(Beginning of EXCERPTED RECORDS)

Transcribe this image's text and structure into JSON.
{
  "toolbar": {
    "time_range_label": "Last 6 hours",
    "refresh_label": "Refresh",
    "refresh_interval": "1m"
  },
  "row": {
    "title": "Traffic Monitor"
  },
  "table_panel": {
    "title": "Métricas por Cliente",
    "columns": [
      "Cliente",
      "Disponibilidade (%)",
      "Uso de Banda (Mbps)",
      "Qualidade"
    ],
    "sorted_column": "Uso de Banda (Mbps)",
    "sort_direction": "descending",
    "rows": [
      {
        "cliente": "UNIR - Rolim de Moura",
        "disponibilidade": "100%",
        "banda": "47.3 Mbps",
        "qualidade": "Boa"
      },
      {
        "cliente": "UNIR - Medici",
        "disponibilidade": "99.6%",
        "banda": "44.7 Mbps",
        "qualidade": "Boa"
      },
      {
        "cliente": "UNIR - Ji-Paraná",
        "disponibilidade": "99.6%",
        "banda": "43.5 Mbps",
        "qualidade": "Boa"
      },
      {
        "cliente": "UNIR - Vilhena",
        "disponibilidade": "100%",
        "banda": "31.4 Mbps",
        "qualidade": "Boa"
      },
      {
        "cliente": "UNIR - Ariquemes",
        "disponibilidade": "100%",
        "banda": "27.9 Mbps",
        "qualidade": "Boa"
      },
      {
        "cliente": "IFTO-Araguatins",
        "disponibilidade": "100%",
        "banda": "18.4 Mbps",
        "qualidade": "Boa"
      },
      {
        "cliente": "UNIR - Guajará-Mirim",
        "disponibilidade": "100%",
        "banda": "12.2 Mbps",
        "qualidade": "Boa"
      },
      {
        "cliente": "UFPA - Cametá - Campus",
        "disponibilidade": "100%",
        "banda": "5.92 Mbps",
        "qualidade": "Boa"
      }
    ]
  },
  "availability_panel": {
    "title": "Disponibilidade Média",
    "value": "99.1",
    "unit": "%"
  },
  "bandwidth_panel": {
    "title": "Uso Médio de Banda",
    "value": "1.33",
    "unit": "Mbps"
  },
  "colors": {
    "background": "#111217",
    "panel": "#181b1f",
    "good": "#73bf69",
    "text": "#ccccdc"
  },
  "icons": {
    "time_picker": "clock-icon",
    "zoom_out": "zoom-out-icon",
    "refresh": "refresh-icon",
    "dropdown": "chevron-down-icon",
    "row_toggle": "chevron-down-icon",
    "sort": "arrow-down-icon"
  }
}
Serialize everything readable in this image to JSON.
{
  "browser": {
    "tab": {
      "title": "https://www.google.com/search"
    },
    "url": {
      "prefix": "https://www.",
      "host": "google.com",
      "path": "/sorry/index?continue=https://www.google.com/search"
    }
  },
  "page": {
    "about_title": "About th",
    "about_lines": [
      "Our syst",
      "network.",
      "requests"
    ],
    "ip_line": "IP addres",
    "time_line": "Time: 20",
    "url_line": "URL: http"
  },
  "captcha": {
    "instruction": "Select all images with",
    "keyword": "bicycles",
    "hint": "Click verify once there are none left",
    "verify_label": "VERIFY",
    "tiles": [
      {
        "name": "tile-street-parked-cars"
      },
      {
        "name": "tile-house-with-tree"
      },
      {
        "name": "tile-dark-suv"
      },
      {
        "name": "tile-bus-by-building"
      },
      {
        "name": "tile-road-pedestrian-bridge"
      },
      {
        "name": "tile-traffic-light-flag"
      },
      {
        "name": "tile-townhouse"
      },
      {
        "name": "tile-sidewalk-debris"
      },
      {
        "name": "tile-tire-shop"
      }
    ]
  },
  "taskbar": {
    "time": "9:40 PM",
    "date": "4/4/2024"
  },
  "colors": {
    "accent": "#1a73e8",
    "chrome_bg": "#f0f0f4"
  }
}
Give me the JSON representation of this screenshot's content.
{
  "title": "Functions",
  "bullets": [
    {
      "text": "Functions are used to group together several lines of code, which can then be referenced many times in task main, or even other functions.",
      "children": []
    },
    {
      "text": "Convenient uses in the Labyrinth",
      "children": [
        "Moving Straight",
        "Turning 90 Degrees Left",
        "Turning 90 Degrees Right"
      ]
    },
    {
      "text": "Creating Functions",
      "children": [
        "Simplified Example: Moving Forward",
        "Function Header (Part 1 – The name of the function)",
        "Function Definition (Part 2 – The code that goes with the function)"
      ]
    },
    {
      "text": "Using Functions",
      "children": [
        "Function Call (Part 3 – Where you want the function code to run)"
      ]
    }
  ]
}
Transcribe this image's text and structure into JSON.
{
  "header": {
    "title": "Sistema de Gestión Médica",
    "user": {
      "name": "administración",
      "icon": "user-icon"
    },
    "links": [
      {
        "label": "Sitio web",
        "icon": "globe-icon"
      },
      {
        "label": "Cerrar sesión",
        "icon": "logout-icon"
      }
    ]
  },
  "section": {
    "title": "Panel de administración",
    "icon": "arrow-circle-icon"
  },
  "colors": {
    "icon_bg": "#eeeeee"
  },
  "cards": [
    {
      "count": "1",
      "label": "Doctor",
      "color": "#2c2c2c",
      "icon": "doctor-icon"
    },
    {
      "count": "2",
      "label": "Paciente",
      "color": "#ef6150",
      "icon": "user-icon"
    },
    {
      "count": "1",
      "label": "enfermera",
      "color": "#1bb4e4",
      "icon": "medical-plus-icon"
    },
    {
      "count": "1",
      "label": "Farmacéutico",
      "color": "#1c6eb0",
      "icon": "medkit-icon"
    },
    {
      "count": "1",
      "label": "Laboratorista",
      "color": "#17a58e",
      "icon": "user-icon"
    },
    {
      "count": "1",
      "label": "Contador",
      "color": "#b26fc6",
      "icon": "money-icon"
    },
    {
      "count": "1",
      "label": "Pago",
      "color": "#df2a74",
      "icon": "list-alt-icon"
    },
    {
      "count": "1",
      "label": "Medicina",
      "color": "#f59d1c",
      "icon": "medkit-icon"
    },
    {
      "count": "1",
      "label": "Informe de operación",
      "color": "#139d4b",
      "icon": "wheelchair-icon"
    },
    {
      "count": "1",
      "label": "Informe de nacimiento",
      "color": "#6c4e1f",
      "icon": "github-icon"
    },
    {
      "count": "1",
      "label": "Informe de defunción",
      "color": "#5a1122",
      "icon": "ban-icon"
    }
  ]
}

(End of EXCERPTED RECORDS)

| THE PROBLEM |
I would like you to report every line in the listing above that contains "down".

| TASK RESULT |
    "dropdown": "chevron-down-icon",
    "row_toggle": "chevron-down-icon",
    "sort": "arrow-down-icon"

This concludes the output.